This section is mostly for those who are considering pursuing two or three undergraduate majors while enrolled in College. This can often be a smart pursuit as the additional degrees may be within reach with just another term or two of courses. Because you’re taking your general education and core courses in your primary major, you often only need to take some specialized courses in the secondary majors to obtain the degree!
If you do pursue multiple majors… diversify your degree choice. For example, instead of picking something like a B.S. in Marketing and a B.S. in Business Management, you can be better served by degrees in Marketing and Computer Science, or Marketing and Healthcare Management, or Marketing and Psychology.
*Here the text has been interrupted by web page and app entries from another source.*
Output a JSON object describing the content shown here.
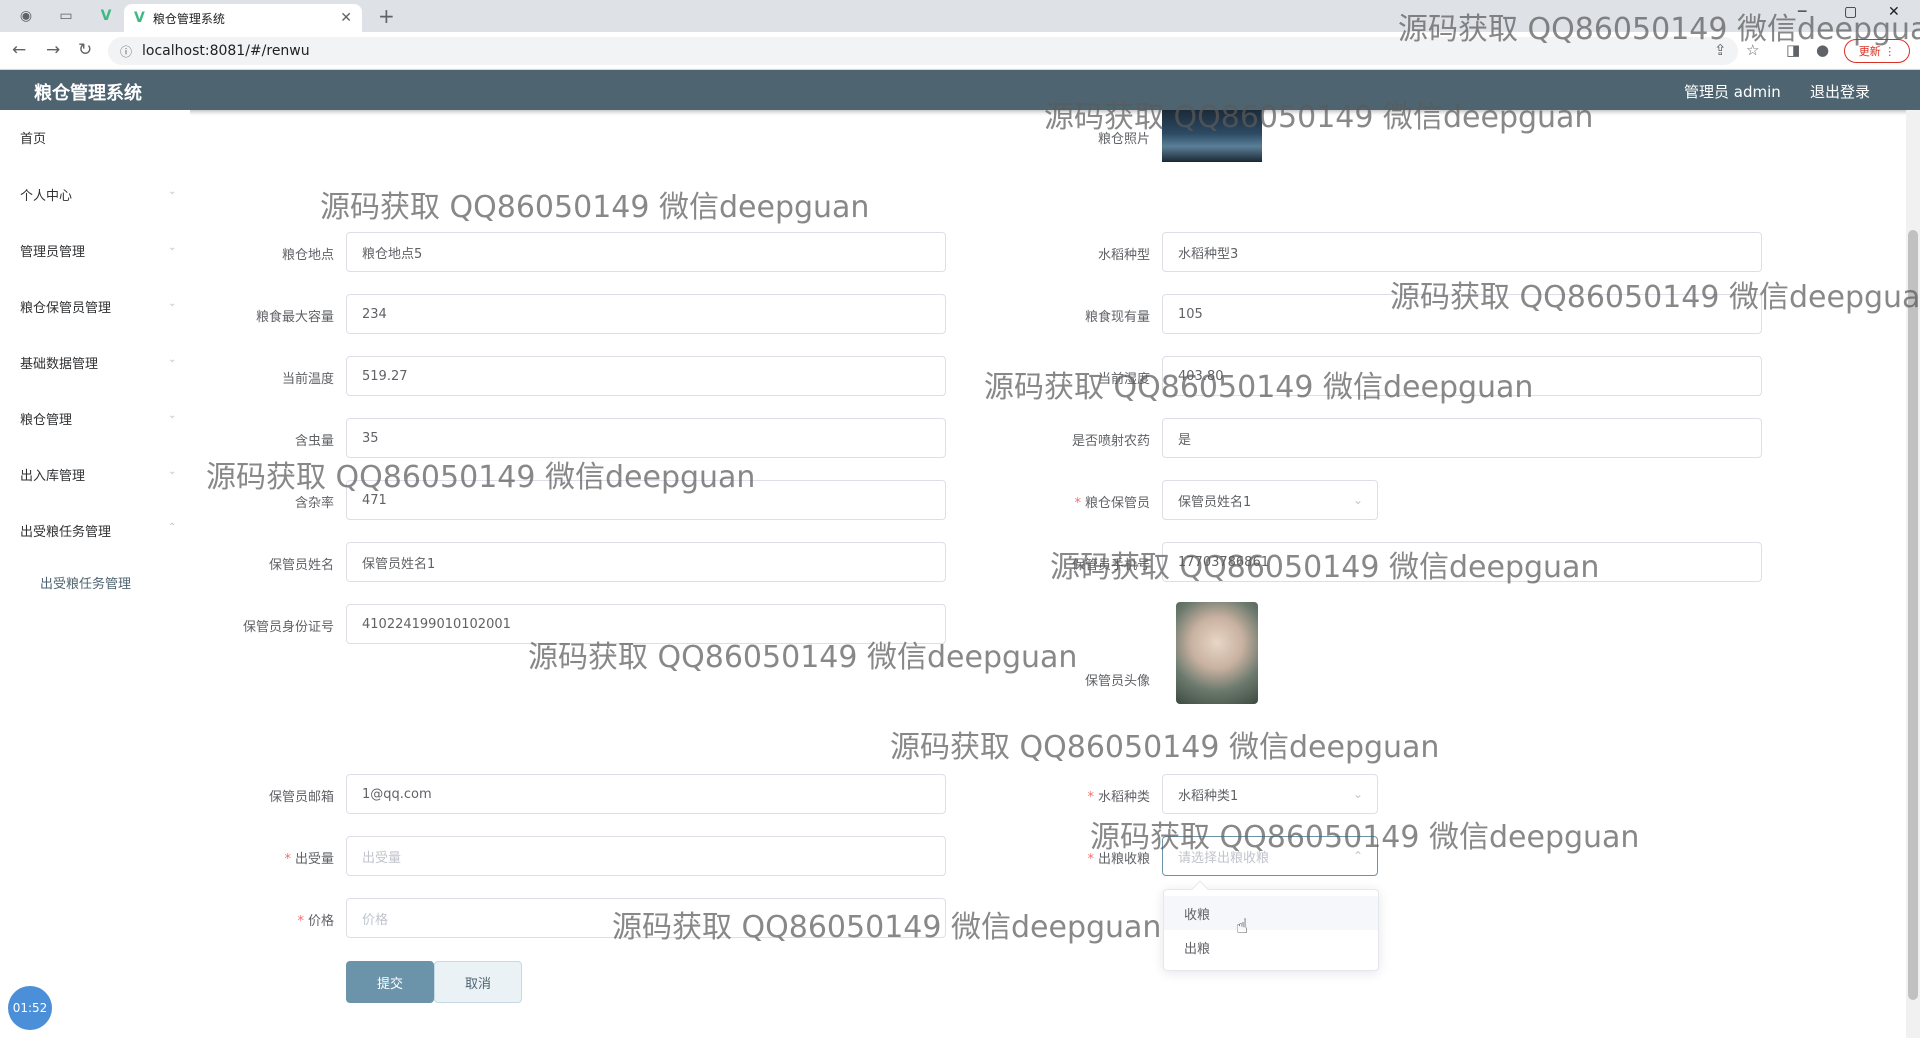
{
  "browser": {
    "tab_title": "粮仓管理系统",
    "url": "localhost:8081/#/renwu",
    "update_label": "更新"
  },
  "header": {
    "title": "粮仓管理系统",
    "user": "管理员 admin",
    "logout": "退出登录"
  },
  "sidebar": {
    "items": [
      {
        "label": "首页"
      },
      {
        "label": "个人中心"
      },
      {
        "label": "管理员管理"
      },
      {
        "label": "粮仓保管员管理"
      },
      {
        "label": "基础数据管理"
      },
      {
        "label": "粮仓管理"
      },
      {
        "label": "出入库管理"
      },
      {
        "label": "出受粮任务管理"
      }
    ],
    "sub_item": "出受粮任务管理"
  },
  "form": {
    "photo_label": "粮仓照片",
    "location": {
      "label": "粮仓地点",
      "value": "粮仓地点5"
    },
    "rice_type_text": {
      "label": "水稻种型",
      "value": "水稻种型3"
    },
    "max_capacity": {
      "label": "粮食最大容量",
      "value": "234"
    },
    "current_amount": {
      "label": "粮食现有量",
      "value": "105"
    },
    "current_temp": {
      "label": "当前温度",
      "value": "519.27"
    },
    "current_humidity": {
      "label": "当前湿度",
      "value": "403.80"
    },
    "insect": {
      "label": "含虫量",
      "value": "35"
    },
    "pesticide": {
      "label": "是否喷射农药",
      "value": "是"
    },
    "impurity": {
      "label": "含杂率",
      "value": "471"
    },
    "keeper_select": {
      "label": "粮仓保管员",
      "value": "保管员姓名1"
    },
    "keeper_name": {
      "label": "保管员姓名",
      "value": "保管员姓名1"
    },
    "keeper_phone": {
      "label": "保管员手机号",
      "value": "17703786861"
    },
    "keeper_id": {
      "label": "保管员身份证号",
      "value": "410224199010102001"
    },
    "keeper_avatar_label": "保管员头像",
    "keeper_email": {
      "label": "保管员邮箱",
      "value": "1@qq.com"
    },
    "rice_kind": {
      "label": "水稻种类",
      "value": "水稻种类1"
    },
    "out_amount": {
      "label": "出受量",
      "placeholder": "出受量"
    },
    "in_out": {
      "label": "出粮收粮",
      "placeholder": "请选择出粮收粮"
    },
    "price": {
      "label": "价格",
      "placeholder": "价格"
    },
    "submit": "提交",
    "cancel": "取消"
  },
  "dropdown": {
    "options": [
      "收粮",
      "出粮"
    ]
  },
  "clock": "01:52",
  "watermark": "源码获取 QQ86050149 微信deepguan"
}
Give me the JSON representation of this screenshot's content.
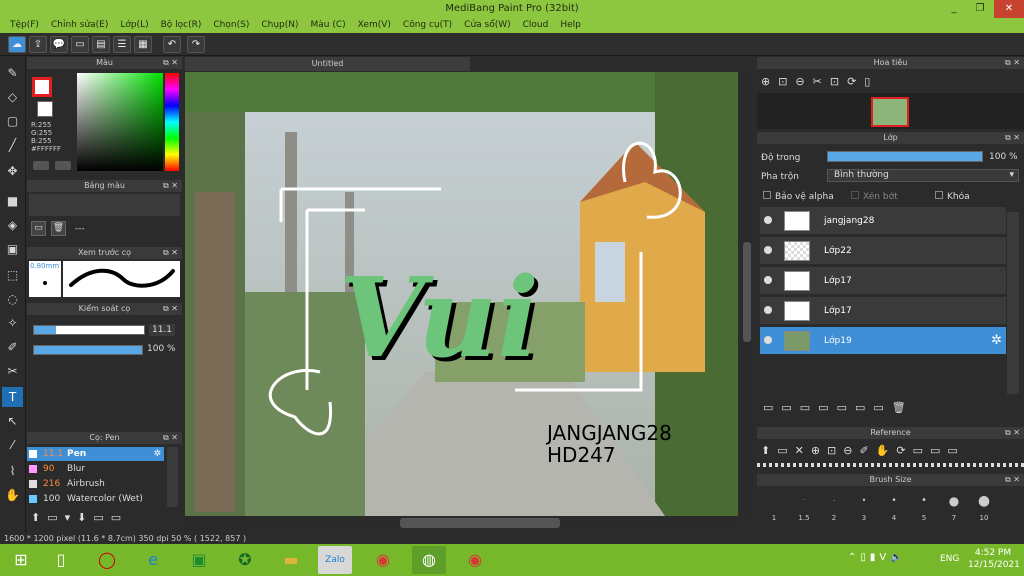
{
  "window": {
    "title": "MediBang Paint Pro (32bit)",
    "min": "_",
    "max": "❐",
    "close": "✕"
  },
  "menu": [
    "Tệp(F)",
    "Chỉnh sửa(E)",
    "Lớp(L)",
    "Bộ lọc(R)",
    "Chọn(S)",
    "Chụp(N)",
    "Màu (C)",
    "Xem(V)",
    "Công cụ(T)",
    "Cửa sổ(W)",
    "Cloud",
    "Help"
  ],
  "color_panel": {
    "title": "Màu",
    "r": "R:255",
    "g": "G:255",
    "b": "B:255",
    "hex": "#FFFFFF"
  },
  "palette_panel": {
    "title": "Bảng màu",
    "dash": "---"
  },
  "brush_preview": {
    "title": "Xem trước cọ",
    "size": "0.80mm"
  },
  "brush_control": {
    "title": "Kiểm soát cọ",
    "size_value": "11.1",
    "opacity_value": "100 %"
  },
  "brush_list": {
    "title": "Cọ: Pen",
    "items": [
      {
        "size": "11.1",
        "name": "Pen",
        "color": "#ffffff"
      },
      {
        "size": "90",
        "name": "Blur",
        "color": "#ff99ff"
      },
      {
        "size": "216",
        "name": "Airbrush",
        "color": "#dddddd"
      },
      {
        "size": "100",
        "name": "Watercolor (Wet)",
        "color": "#66ccff"
      }
    ]
  },
  "canvas": {
    "tab_title": "Untitled",
    "text_main": "Vui",
    "text_line1": "JANGJANG28",
    "text_line2": "HD247"
  },
  "navigator": {
    "title": "Hoa tiêu"
  },
  "layer_panel": {
    "title": "Lớp",
    "opacity_label": "Độ trong",
    "opacity_value": "100 %",
    "blend_label": "Pha trộn",
    "blend_value": "Bình thường",
    "protect_alpha": "Bảo vệ alpha",
    "clipping": "Xén bớt",
    "lock": "Khóa",
    "layers": [
      {
        "name": "jangjang28"
      },
      {
        "name": "Lớp22"
      },
      {
        "name": "Lớp17"
      },
      {
        "name": "Lớp17"
      },
      {
        "name": "Lớp19"
      }
    ]
  },
  "reference_panel": {
    "title": "Reference"
  },
  "brush_size_panel": {
    "title": "Brush Size",
    "sizes": [
      "1",
      "1.5",
      "2",
      "3",
      "4",
      "5",
      "7",
      "10"
    ]
  },
  "status": {
    "text": "1600 * 1200 pixel  (11.6 * 8.7cm)  350 dpi  50 %  ( 1522, 857 )"
  },
  "taskbar": {
    "lang": "ENG",
    "time": "4:52 PM",
    "date": "12/15/2021"
  }
}
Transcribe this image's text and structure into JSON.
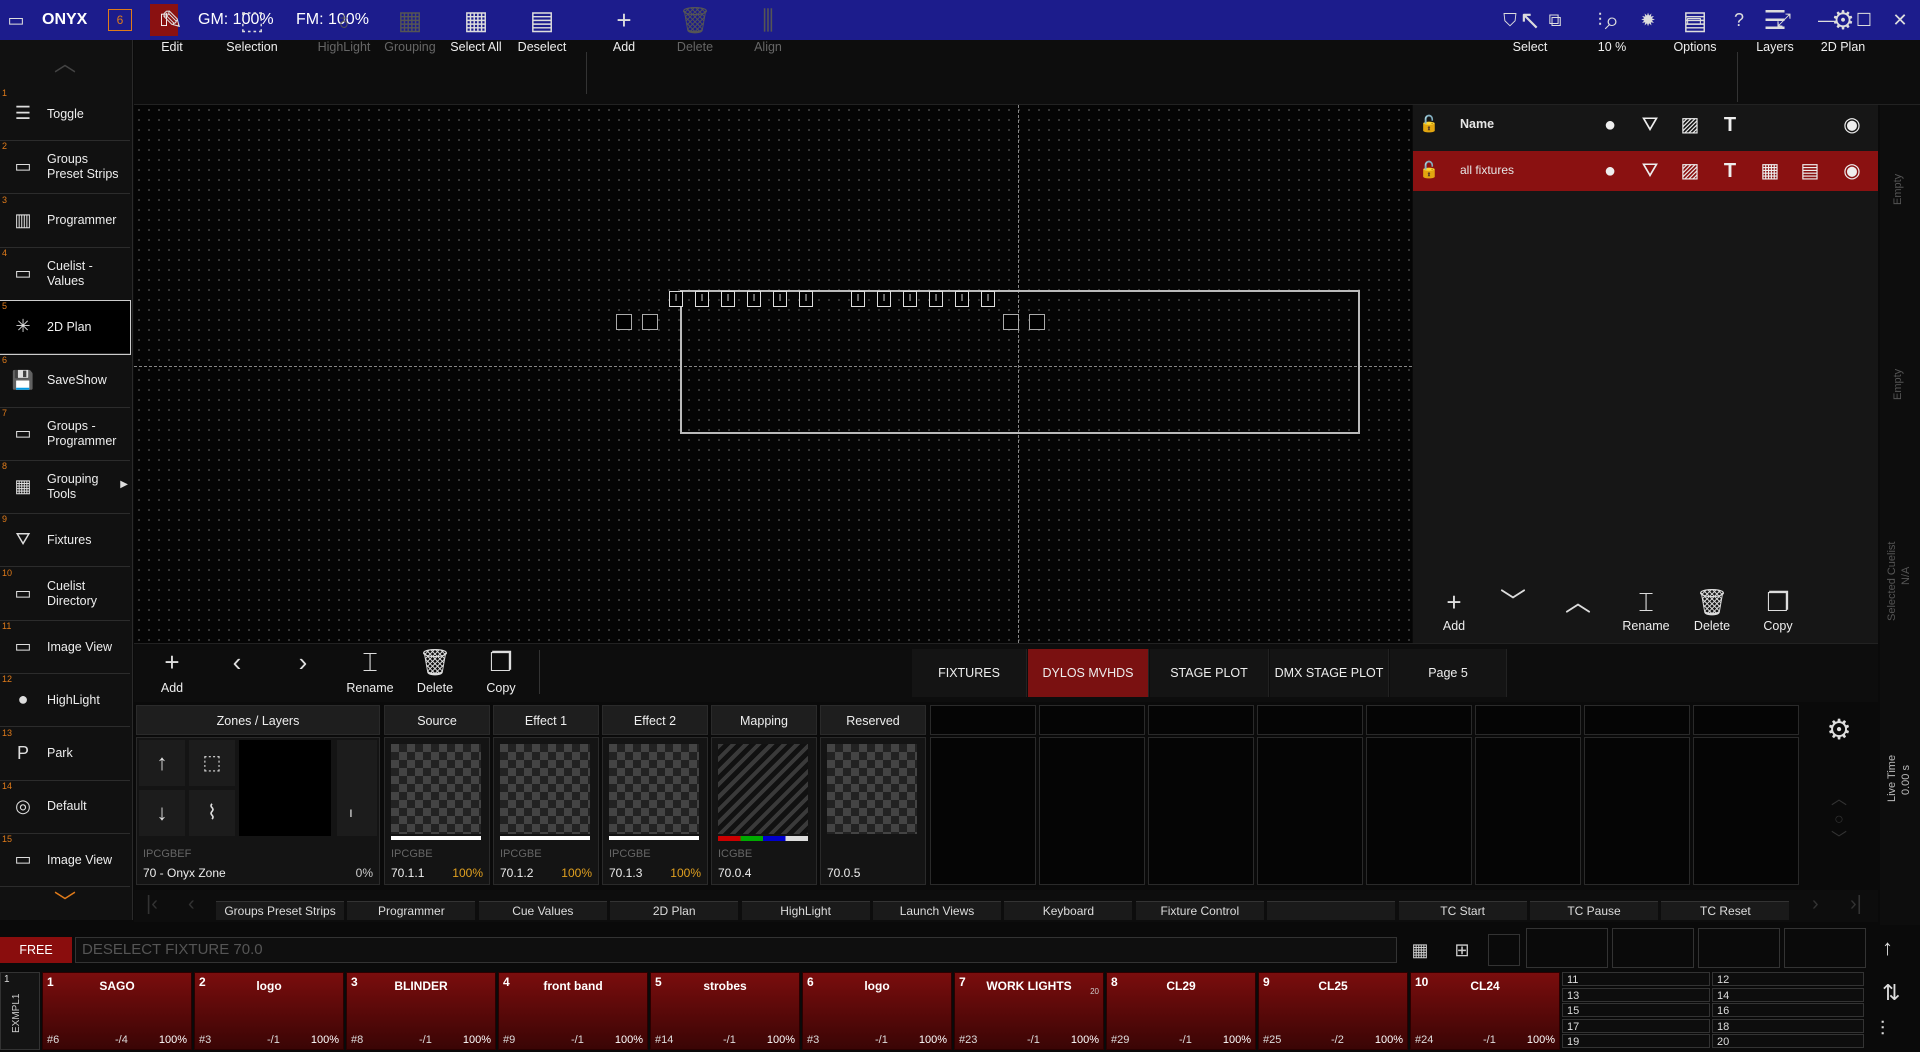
{
  "titlebar": {
    "app_name": "ONYX",
    "gm": "GM: 100%",
    "fm": "FM: 100%"
  },
  "sidebar": {
    "items": [
      {
        "num": "1",
        "label": "Toggle",
        "icon": "toggle-icon"
      },
      {
        "num": "2",
        "label": "Groups Preset Strips",
        "icon": "window-icon"
      },
      {
        "num": "3",
        "label": "Programmer",
        "icon": "bars-icon"
      },
      {
        "num": "4",
        "label": "Cuelist - Values",
        "icon": "window-icon"
      },
      {
        "num": "5",
        "label": "2D Plan",
        "icon": "plan-icon"
      },
      {
        "num": "6",
        "label": "SaveShow",
        "icon": "save-icon"
      },
      {
        "num": "7",
        "label": "Groups - Programmer",
        "icon": "window-icon"
      },
      {
        "num": "8",
        "label": "Grouping Tools",
        "icon": "grid-icon"
      },
      {
        "num": "9",
        "label": "Fixtures",
        "icon": "fixture-icon"
      },
      {
        "num": "10",
        "label": "Cuelist Directory",
        "icon": "window-icon"
      },
      {
        "num": "11",
        "label": "Image View",
        "icon": "window-icon"
      },
      {
        "num": "12",
        "label": "HighLight",
        "icon": "bulb-icon"
      },
      {
        "num": "13",
        "label": "Park",
        "icon": "park-icon"
      },
      {
        "num": "14",
        "label": "Default",
        "icon": "default-icon"
      },
      {
        "num": "15",
        "label": "Image View",
        "icon": "window-icon"
      }
    ]
  },
  "toolbar": {
    "edit": "Edit",
    "selection": "Selection",
    "highlight": "HighLight",
    "grouping": "Grouping",
    "select_all": "Select All",
    "deselect": "Deselect",
    "add": "Add",
    "delete": "Delete",
    "align": "Align",
    "select": "Select",
    "zoom": "10 %",
    "options": "Options",
    "layers": "Layers",
    "plan": "2D Plan"
  },
  "layers": {
    "header_name": "Name",
    "row": "all fixtures",
    "buttons": {
      "add": "Add",
      "rename": "Rename",
      "delete": "Delete",
      "copy": "Copy"
    }
  },
  "right_strip": {
    "empty1": "Empty",
    "empty2": "Empty",
    "selected_cuelist": "Selected Cuelist",
    "na": "N/A",
    "live_time": "Live Time",
    "live_val": "0.00 s"
  },
  "bottom_bar": {
    "add": "Add",
    "rename": "Rename",
    "delete": "Delete",
    "copy": "Copy",
    "tabs": [
      "FIXTURES",
      "DYLOS MVHDS",
      "STAGE PLOT",
      "DMX STAGE PLOT",
      "Page 5"
    ]
  },
  "zones": {
    "headers": [
      "Zones / Layers",
      "Source",
      "Effect 1",
      "Effect 2",
      "Mapping",
      "Reserved"
    ],
    "zone_sub": "IPCGBEF",
    "zone_name": "70 - Onyx Zone",
    "zone_pct": "0%",
    "cells": [
      {
        "sub": "IPCGBE",
        "val": "70.1.1",
        "pct": "100%"
      },
      {
        "sub": "IPCGBE",
        "val": "70.1.2",
        "pct": "100%"
      },
      {
        "sub": "IPCGBE",
        "val": "70.1.3",
        "pct": "100%"
      },
      {
        "sub": "ICGBE",
        "val": "70.0.4",
        "pct": ""
      },
      {
        "sub": "",
        "val": "70.0.5",
        "pct": ""
      }
    ]
  },
  "macros": [
    "Groups Preset Strips",
    "Programmer",
    "Cue Values",
    "2D Plan",
    "HighLight",
    "Launch Views",
    "Keyboard",
    "Fixture Control",
    "",
    "TC Start",
    "TC Pause",
    "TC Reset"
  ],
  "command": {
    "mode": "FREE",
    "text": "DESELECT FIXTURE 70.0"
  },
  "playbacks": {
    "bank_label": "EXMPL1",
    "bank_num": "1",
    "items": [
      {
        "num": "1",
        "name": "SAGO",
        "fix": "#6",
        "cue": "-/4",
        "pct": "100%"
      },
      {
        "num": "2",
        "name": "logo",
        "fix": "#3",
        "cue": "-/1",
        "pct": "100%"
      },
      {
        "num": "3",
        "name": "BLINDER",
        "fix": "#8",
        "cue": "-/1",
        "pct": "100%"
      },
      {
        "num": "4",
        "name": "front band",
        "fix": "#9",
        "cue": "-/1",
        "pct": "100%"
      },
      {
        "num": "5",
        "name": "strobes",
        "fix": "#14",
        "cue": "-/1",
        "pct": "100%"
      },
      {
        "num": "6",
        "name": "logo",
        "fix": "#3",
        "cue": "-/1",
        "pct": "100%"
      },
      {
        "num": "7",
        "name": "WORK LIGHTS",
        "fix": "#23",
        "cue": "-/1",
        "pct": "100%",
        "extra": "20"
      },
      {
        "num": "8",
        "name": "CL29",
        "fix": "#29",
        "cue": "-/1",
        "pct": "100%"
      },
      {
        "num": "9",
        "name": "CL25",
        "fix": "#25",
        "cue": "-/2",
        "pct": "100%"
      },
      {
        "num": "10",
        "name": "CL24",
        "fix": "#24",
        "cue": "-/1",
        "pct": "100%"
      }
    ],
    "mini_left": [
      "11",
      "13",
      "15",
      "17",
      "19"
    ],
    "mini_right": [
      "12",
      "14",
      "16",
      "18",
      "20"
    ]
  },
  "colors": {
    "titlebar": "#1c1c8c",
    "active_red": "#8a1111",
    "accent_orange": "#e07b1a"
  }
}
I once had a friend who did this masterfully and obtained a triple major in Spanish, Psychology, and Criminal Justice. He had job offers flying out the doors from all different directions. By diversifying, you open up MANY more doors of opportunity than you would have otherwise by pursuing degrees in closely related areas.
I’m not completely against pursuing multiple degrees in the same area if you are sure you want to heavily specialize in that one particular area, but you certainly get more opportunities by branching out.
Additional Resources for Job Exploration and Research:
Wondering how to best research job demand and growth? Check out my Job and Career Information Page for some great research tools!
If you’re looking for a list of some of the jobs with the best stability overall, check out my post on “12 Career Paths That Won’t Leave You Unemployed”.
Choosing the Right Degree For You
There are so many possible degree choices you can pursue that the choice can feel overwhelming at time. But considering the time, money, and effort a college degree takes to obtain, it’s a choice that is very important. I hope these guidelines prove useful to help you choose the right degree for your future, and lead you to a college degree you don’t regret earning in the future.
Keep in mind that this list is comprised of general recommendations. There are so many factors you can look at when deciding what degree to choose, including your personal preferences and strengths. The key is to apply these general tips to any degree area you’re looking at to make sure you choose one that is right for you and will be valuable in the long run!
Do you have any thoughts on this topic? What are some things you feel make a degree valuable? Let me know if the comments section below!
– Mr. Happy Work